However, the potential benefits of the tools that the CNAG-CRG team have built extend beyond rare diseases and into other health conditions, such as cancer.
The CNAG-CRG researchers have teamed up with Núria López-Bigas at the IRB Barcelona and David Torrens at the Barcelona Supercomputing Centre for the Bioinformatics developments in MedPerCan – a pilot project for personalised medicine in Cancer in Catalonia.
Run across three major hospitals in Barcelona, the project is using an adapted version of the underlying RD-Connect technology to set up a workflow for diagnosing and treating cancer patients in a more personalised way, cataloguing the underlying gene faults that are driving the disease and identifying potentially useful therapies.
All the DNA sequencing for URD-Cat, MedPerCan and the Navarra 1,000 Genomes project is being done at CNAG-CRG, highlighting the vital importance of the centre in supporting precision medicine within Spain.
Not only could this new platform help to diagnose rare diseases and treat cancer more effectively, it also looks at genetic variations that affect how people respond to and break down certain drugs (known as pharmacogenomics). And it can also provide information about the broader pattern of genetic changes that are present within an individual’s genome, which could be relevant when planning a family.

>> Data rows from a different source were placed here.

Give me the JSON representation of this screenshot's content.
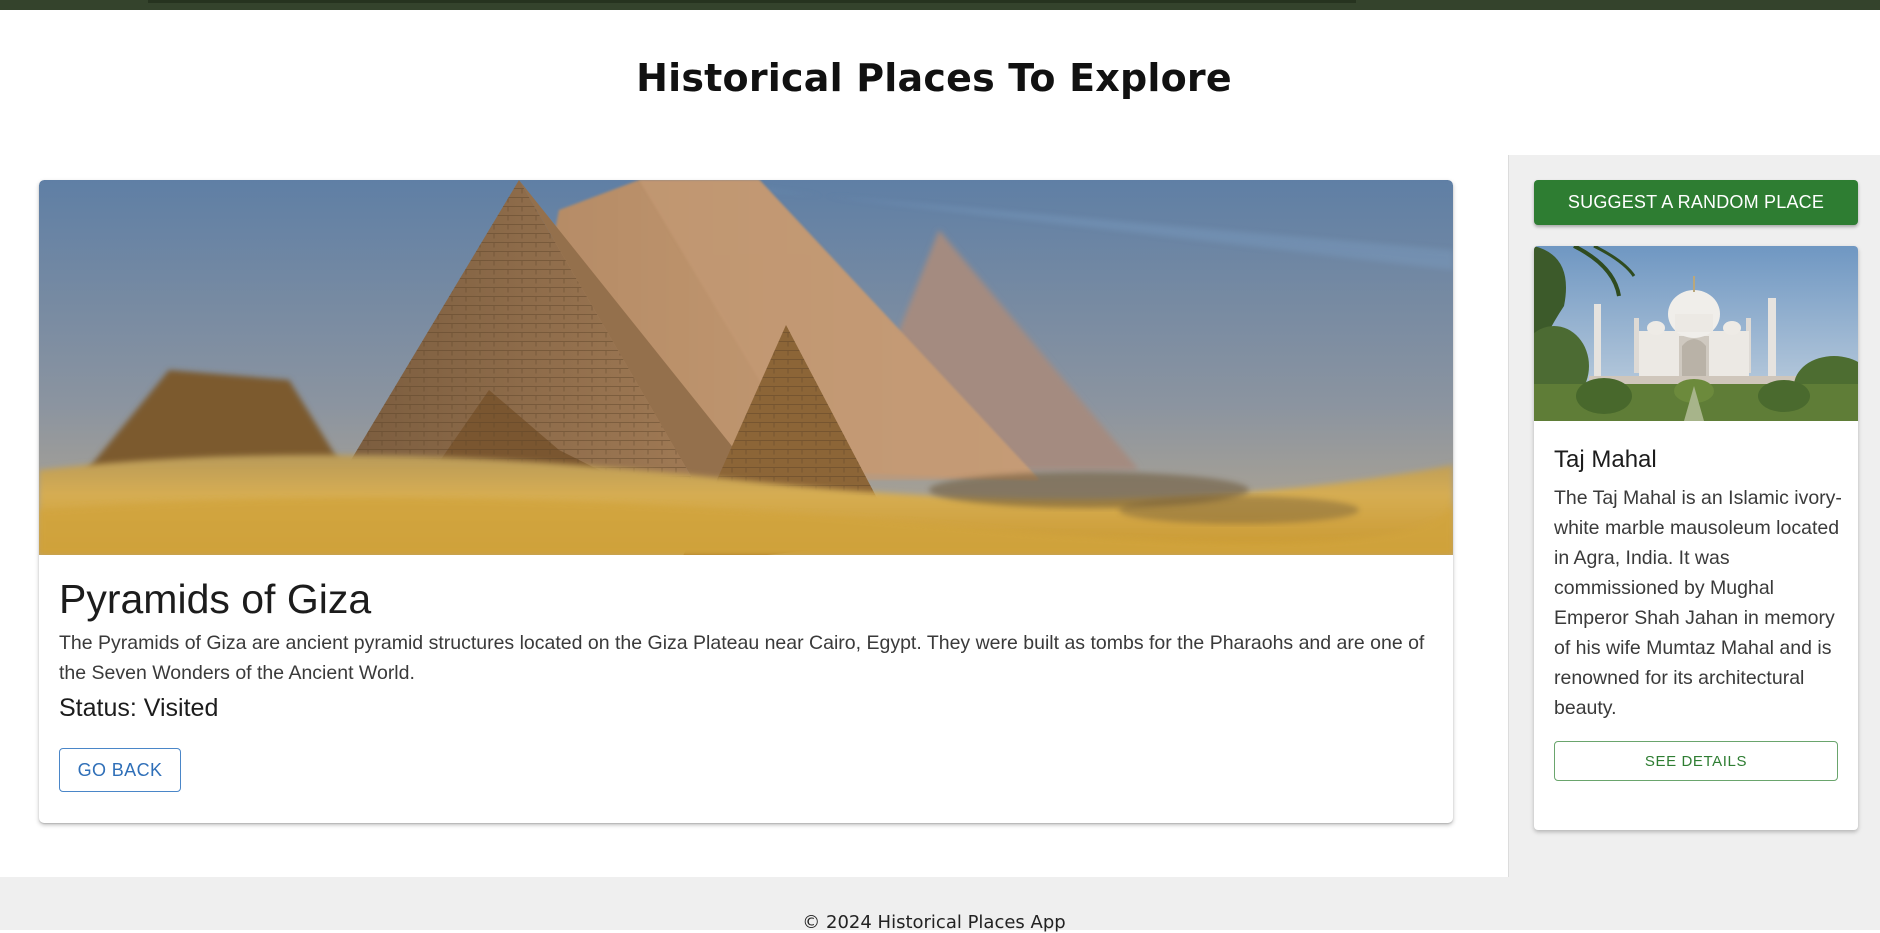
{
  "header": {
    "title": "Historical Places To Explore"
  },
  "main": {
    "image_subject": "pyramids-photo",
    "title": "Pyramids of Giza",
    "description": "The Pyramids of Giza are ancient pyramid structures located on the Giza Plateau near Cairo, Egypt. They were built as tombs for the Pharaohs and are one of the Seven Wonders of the Ancient World.",
    "status": "Status: Visited",
    "back_label": "GO BACK"
  },
  "sidebar": {
    "suggest_label": "SUGGEST A RANDOM PLACE",
    "card": {
      "image_subject": "taj-mahal-photo",
      "title": "Taj Mahal",
      "description": "The Taj Mahal is an Islamic ivory-white marble mausoleum located in Agra, India. It was commissioned by Mughal Emperor Shah Jahan in memory of his wife Mumtaz Mahal and is renowned for its architectural beauty.",
      "details_label": "SEE DETAILS"
    }
  },
  "footer": {
    "text": "© 2024 Historical Places App"
  },
  "colors": {
    "topbar": "#34432c",
    "primary_green": "#2e7d32",
    "link_blue": "#2f6fb8",
    "sidebar_bg": "#efefef"
  }
}
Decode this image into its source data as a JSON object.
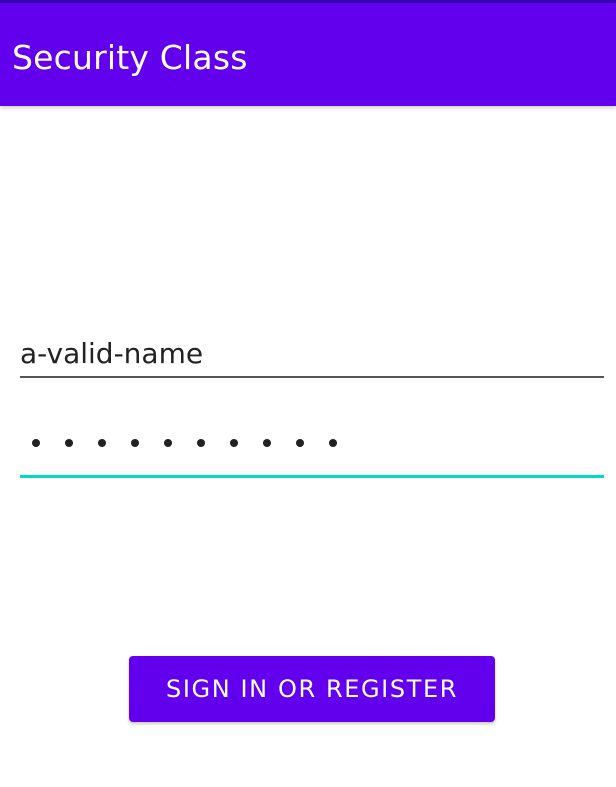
{
  "app_bar": {
    "title": "Security Class",
    "background_color": "#6200EE"
  },
  "form": {
    "username": {
      "value": "a-valid-name"
    },
    "password": {
      "masked_length": 10,
      "focused_underline_color": "#03DAC5"
    }
  },
  "primary_button": {
    "label": "SIGN IN OR REGISTER",
    "background_color": "#6200EE"
  }
}
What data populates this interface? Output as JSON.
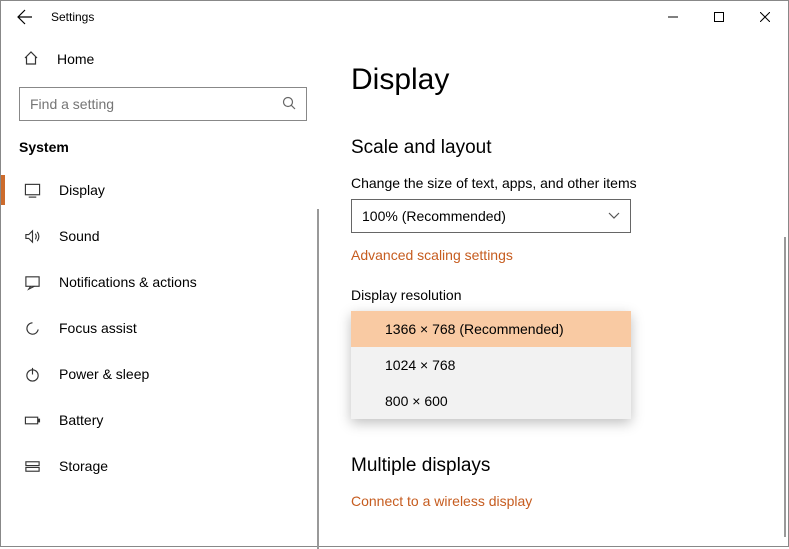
{
  "titlebar": {
    "title": "Settings"
  },
  "sidebar": {
    "home_label": "Home",
    "search_placeholder": "Find a setting",
    "section_label": "System",
    "items": [
      {
        "label": "Display"
      },
      {
        "label": "Sound"
      },
      {
        "label": "Notifications & actions"
      },
      {
        "label": "Focus assist"
      },
      {
        "label": "Power & sleep"
      },
      {
        "label": "Battery"
      },
      {
        "label": "Storage"
      }
    ]
  },
  "main": {
    "page_title": "Display",
    "scale_group": "Scale and layout",
    "scale_label": "Change the size of text, apps, and other items",
    "scale_value": "100% (Recommended)",
    "advanced_link": "Advanced scaling settings",
    "resolution_label": "Display resolution",
    "resolution_options": [
      "1366 × 768 (Recommended)",
      "1024 × 768",
      "800 × 600"
    ],
    "multiple_group": "Multiple displays",
    "wireless_link": "Connect to a wireless display"
  }
}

“What is medicine for one person is poison for another, so what makes the difference?” Gut asks. “Is it genetics? Psychology? Food and lifestyle? Exercise? Sleep? Systems that can correlate all of this information and crunch it all together, including data from patients themselves, would really move us forward. That’s the future of where this will go – collecting as much information about an individual’s life and health as possible and figuring out what is best for them and why.”
“The system is all about organising and interrogating data about genes and their effects on health, rather than focusing on any particular disease,” Beltran points out. “We are now adapting the RD-Connect platform for providing insights about the best way to treat someone based on the genetic and molecular makeup of their disease – this is personalised or precision medicine.”
For example, while there may be many patients affected by the same type of cancer, each case is an individual disease with its own biological quirks. Currently, patients are given treatments according to the physical and molecular characteristics of their tumour. But these are still relatively large groups, and some people’s cancers respond well to therapy while others do not.
Understanding the complex interplay between the underlying genetic and molecular characteristics of the disease is likely to point towards therapies that are more likely to be effective – something that the underlying technology of RD-Connect is exactly designed to do. Yet despite the success of their system today, Beltran and Gut were convinced that they were lagging behind the field when they first came up with the idea to build RD-Connect.
“We thought we would be playing catch-up with other platforms that were already being built,” Gut says. “But even now, although lots of people are talking about doing something like this, there is still nothing comparable out there.”
“I’m extremely proud of our team,” add Gut. “It’s been a huge process and a lot of work for our engineers, and I’m also very grateful to the first users who helped us to improve and debug the system. Five years on from having started this project, it has turned out to be exactly the right thing to do and I’m delighted with what we have built.”